Wells Fargo is making an exception to its retirement policy for its longtime general counsel, who plans to remain with the company indefinitely to deal with the fallout of the fake-accounts scandal.
The megabank's executive officers are typically required to retire by the end of the year that they turn 65. James Strother, who has been the firm's general counsel since 2003, turned 65 this year.
Wells is dealing with a slew of lawsuits and investigations following the revelation that thousands of employees established roughly two million phony customer accounts over a four-year period.
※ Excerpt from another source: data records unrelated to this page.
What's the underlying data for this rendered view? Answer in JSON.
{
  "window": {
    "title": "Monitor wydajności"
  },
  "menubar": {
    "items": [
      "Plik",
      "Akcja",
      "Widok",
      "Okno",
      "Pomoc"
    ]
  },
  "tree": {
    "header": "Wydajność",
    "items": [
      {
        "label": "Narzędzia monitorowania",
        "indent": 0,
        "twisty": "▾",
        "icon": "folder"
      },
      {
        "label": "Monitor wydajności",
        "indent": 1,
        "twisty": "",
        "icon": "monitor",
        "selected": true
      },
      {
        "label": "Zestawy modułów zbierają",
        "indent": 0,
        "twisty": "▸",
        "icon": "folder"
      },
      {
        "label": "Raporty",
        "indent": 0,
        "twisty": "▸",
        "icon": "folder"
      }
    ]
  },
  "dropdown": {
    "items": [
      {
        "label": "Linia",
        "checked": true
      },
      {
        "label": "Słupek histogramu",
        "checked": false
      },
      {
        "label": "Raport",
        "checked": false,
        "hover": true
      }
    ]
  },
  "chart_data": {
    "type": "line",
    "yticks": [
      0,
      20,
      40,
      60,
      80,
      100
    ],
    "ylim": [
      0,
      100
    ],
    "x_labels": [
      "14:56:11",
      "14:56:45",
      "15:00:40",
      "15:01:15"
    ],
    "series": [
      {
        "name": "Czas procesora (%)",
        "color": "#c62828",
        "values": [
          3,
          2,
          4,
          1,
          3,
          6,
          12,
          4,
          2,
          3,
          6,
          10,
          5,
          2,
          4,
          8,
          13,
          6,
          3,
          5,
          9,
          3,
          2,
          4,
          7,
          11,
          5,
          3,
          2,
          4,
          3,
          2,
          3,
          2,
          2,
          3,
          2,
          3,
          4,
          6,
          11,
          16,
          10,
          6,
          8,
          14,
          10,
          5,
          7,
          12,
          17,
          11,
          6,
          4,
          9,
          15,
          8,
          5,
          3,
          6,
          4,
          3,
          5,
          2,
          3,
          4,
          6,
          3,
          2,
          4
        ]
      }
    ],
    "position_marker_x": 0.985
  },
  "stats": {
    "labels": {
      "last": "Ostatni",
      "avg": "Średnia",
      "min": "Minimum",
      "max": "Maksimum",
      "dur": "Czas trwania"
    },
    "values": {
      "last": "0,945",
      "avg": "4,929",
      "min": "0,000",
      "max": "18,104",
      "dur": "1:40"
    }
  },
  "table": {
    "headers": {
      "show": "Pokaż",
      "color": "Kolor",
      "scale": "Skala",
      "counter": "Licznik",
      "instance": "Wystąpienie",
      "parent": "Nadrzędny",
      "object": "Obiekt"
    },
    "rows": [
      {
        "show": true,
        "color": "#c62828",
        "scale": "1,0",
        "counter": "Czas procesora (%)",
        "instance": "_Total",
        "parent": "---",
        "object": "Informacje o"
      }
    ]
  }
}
Chief Executive John Stumpf resigned in October.
"In light of recent events, the decision has been made to have Jim Strother remain with the company and continue to serve as our general counsel, and Jim has agreed to do so," Wells Fargo spokesman Peter Gilchrist said in an email Friday. "A search is commencing for his successor."
Strother joined Wells Fargo predecessor Norwest Corp. in 1986.